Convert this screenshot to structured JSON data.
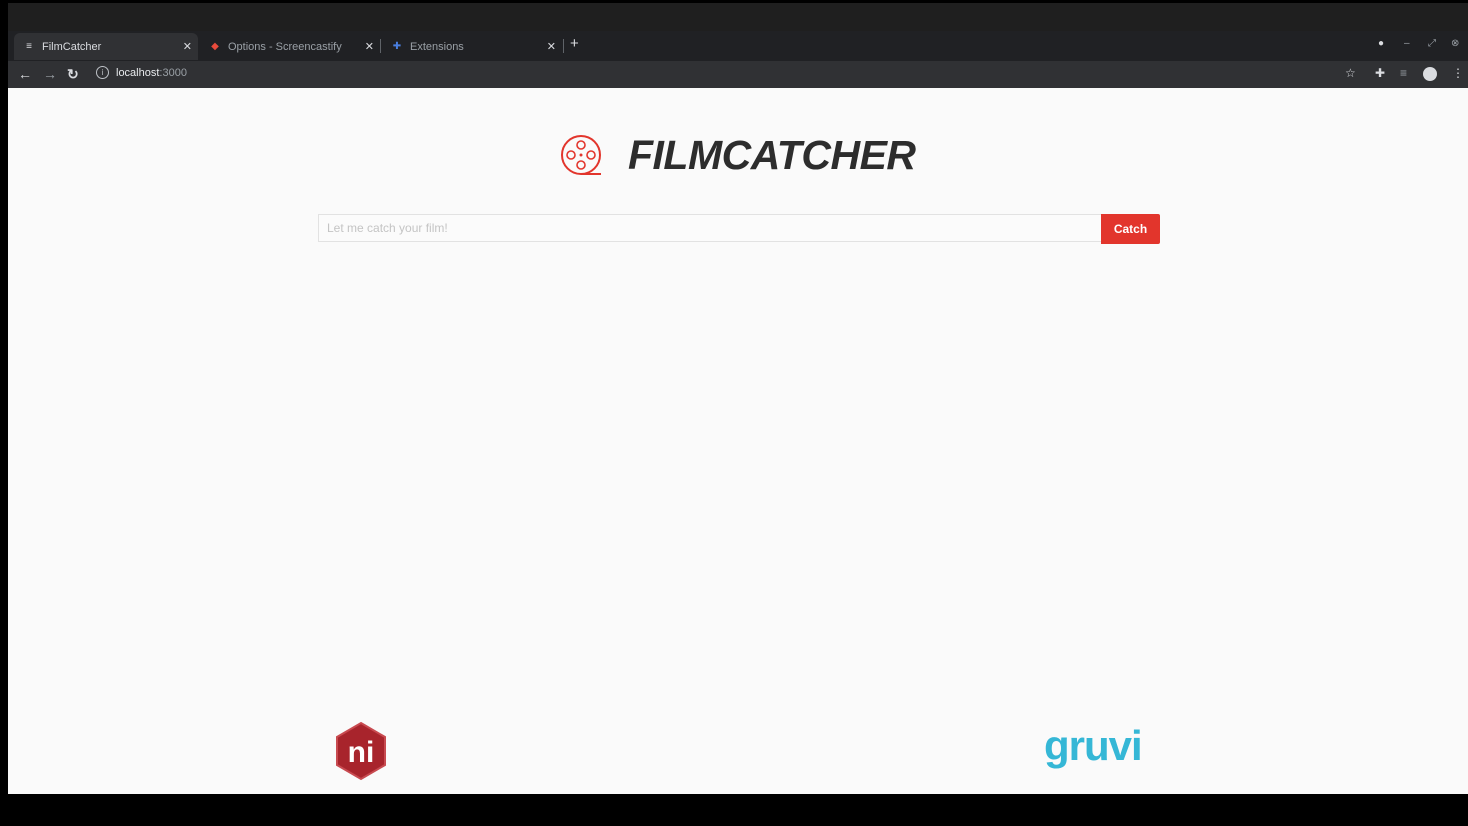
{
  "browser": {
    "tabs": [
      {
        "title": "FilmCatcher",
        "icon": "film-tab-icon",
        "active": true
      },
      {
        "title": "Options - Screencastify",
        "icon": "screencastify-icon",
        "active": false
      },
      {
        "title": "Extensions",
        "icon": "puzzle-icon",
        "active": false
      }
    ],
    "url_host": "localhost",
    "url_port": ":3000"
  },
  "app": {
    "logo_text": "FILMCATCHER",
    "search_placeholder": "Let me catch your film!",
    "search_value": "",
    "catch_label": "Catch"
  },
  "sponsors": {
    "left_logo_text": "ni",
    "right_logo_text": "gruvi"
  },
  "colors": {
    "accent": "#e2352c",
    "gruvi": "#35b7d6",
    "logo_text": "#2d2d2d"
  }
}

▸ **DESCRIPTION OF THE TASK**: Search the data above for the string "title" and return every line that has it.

▸ **EXERCISE ANSWER**:
        "title": "FilmCatcher",
        "title": "Options - Screencastify",
        "title": "Extensions",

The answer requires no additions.